**What you should do:**
Copy every line of the entries that has the string "this" in it.

(Dataset excerpts)
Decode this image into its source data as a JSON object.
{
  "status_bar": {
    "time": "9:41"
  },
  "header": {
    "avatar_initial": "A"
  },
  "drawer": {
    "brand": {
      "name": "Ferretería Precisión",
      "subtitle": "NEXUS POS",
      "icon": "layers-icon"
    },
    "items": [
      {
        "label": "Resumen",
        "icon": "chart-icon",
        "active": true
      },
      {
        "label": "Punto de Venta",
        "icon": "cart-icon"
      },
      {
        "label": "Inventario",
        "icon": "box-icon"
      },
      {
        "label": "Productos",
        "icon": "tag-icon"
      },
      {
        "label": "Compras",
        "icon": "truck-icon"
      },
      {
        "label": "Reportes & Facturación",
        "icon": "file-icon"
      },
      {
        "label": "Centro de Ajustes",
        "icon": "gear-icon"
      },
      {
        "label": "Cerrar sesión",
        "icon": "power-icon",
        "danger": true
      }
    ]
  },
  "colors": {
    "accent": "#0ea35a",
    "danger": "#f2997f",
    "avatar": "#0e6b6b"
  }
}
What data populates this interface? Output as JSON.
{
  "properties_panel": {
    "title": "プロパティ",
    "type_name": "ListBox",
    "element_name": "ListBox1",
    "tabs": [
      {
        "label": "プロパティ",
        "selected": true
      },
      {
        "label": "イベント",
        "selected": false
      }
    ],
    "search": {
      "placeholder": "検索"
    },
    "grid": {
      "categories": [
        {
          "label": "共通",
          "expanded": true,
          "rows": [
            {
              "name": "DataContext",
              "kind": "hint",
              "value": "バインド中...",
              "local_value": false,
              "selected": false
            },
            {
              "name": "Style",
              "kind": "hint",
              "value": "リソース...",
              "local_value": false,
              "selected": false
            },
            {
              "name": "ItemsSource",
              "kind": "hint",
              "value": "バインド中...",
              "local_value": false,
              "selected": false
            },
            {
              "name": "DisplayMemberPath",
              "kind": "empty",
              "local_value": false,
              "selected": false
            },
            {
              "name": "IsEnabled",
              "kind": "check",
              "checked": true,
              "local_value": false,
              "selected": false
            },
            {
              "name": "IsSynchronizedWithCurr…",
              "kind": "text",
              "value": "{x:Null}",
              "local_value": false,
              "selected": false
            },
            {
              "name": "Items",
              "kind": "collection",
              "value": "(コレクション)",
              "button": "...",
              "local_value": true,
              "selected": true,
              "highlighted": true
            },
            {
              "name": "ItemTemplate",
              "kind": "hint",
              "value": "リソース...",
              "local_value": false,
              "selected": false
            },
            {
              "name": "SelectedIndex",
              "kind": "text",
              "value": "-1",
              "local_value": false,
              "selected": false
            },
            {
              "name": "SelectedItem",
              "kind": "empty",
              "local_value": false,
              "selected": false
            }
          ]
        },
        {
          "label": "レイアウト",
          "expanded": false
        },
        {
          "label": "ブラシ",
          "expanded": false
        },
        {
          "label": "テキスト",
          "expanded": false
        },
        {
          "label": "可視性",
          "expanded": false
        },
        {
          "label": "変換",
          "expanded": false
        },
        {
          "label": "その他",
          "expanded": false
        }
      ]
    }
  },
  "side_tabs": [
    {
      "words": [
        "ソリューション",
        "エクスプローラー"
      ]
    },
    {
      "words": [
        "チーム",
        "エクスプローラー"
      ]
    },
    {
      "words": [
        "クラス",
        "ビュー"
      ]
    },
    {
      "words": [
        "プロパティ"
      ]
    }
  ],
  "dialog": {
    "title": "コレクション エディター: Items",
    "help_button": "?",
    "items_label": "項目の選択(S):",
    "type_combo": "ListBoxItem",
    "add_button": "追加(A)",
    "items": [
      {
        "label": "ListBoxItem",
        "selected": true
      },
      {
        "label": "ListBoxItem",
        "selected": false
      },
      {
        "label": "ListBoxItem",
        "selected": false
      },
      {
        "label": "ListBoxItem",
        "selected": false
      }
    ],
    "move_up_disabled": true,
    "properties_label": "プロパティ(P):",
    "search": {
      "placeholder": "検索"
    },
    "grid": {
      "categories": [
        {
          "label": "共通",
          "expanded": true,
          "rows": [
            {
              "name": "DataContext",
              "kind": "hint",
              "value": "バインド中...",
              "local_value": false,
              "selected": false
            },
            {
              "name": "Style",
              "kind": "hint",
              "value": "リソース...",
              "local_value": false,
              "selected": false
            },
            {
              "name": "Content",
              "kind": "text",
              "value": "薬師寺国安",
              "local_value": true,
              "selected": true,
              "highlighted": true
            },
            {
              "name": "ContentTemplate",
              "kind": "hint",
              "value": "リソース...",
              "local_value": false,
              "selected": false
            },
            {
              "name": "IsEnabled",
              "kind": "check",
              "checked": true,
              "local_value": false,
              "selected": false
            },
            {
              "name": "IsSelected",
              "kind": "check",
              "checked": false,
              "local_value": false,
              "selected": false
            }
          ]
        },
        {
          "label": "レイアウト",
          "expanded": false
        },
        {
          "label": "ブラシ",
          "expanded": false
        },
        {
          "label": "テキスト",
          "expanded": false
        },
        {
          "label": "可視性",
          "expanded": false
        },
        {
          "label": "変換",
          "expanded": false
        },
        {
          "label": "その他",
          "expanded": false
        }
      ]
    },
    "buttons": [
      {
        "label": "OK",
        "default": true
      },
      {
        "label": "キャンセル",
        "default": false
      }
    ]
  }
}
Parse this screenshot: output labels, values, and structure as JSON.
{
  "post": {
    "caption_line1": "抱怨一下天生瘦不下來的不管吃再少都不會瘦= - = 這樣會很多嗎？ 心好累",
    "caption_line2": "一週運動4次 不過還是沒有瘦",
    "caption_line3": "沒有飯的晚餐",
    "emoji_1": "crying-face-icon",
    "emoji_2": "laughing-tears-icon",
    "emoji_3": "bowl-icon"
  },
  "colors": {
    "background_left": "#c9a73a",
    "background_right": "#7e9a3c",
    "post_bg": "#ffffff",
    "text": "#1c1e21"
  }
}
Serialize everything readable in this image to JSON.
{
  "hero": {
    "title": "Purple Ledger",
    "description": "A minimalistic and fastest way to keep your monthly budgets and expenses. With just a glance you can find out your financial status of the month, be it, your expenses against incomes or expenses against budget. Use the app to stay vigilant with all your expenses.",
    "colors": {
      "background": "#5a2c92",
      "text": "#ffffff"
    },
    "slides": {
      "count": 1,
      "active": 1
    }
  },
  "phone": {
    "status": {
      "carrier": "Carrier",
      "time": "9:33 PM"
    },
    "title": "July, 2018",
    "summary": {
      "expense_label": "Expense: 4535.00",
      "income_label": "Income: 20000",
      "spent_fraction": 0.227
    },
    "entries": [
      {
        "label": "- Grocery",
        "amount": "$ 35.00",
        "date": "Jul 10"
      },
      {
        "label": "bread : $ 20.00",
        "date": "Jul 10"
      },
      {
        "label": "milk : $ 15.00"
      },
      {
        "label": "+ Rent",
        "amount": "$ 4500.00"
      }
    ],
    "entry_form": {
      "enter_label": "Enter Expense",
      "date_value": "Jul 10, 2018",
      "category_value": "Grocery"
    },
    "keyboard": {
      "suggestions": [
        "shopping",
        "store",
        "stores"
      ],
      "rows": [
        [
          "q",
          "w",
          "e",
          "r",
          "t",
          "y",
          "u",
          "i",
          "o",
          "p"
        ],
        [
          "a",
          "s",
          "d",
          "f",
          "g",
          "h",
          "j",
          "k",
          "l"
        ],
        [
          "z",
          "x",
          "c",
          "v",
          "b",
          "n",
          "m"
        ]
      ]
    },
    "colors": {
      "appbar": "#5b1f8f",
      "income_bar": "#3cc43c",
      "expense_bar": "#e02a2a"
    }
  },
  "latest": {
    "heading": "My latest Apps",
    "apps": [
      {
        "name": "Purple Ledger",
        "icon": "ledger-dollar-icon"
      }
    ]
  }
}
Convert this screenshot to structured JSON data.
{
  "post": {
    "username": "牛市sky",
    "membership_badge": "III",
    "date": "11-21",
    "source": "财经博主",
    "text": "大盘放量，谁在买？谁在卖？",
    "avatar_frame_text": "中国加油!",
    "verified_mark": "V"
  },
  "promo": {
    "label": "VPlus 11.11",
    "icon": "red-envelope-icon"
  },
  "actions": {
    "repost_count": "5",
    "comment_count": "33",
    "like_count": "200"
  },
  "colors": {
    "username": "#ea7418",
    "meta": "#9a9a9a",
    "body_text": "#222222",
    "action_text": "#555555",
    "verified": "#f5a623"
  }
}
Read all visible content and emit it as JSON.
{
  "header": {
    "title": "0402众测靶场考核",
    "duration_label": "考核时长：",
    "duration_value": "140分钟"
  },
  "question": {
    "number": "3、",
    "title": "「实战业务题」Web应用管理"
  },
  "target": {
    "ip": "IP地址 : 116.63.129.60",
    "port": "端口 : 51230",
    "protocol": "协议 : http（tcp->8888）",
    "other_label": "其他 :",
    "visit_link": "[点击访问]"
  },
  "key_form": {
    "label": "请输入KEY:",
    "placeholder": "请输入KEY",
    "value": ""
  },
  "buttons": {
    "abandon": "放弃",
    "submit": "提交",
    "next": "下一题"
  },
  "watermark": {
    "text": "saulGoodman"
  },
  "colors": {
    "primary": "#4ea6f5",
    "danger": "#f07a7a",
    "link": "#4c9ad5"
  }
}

**Expected answer:**
Decode this image into its source data as a JSON object.
What data populates this interface? Output as JSON.
Parse this screenshot: output labels, values, and structure as JSON.
Serialize everything readable in this image to JSON.
Convert this screenshot to structured JSON data.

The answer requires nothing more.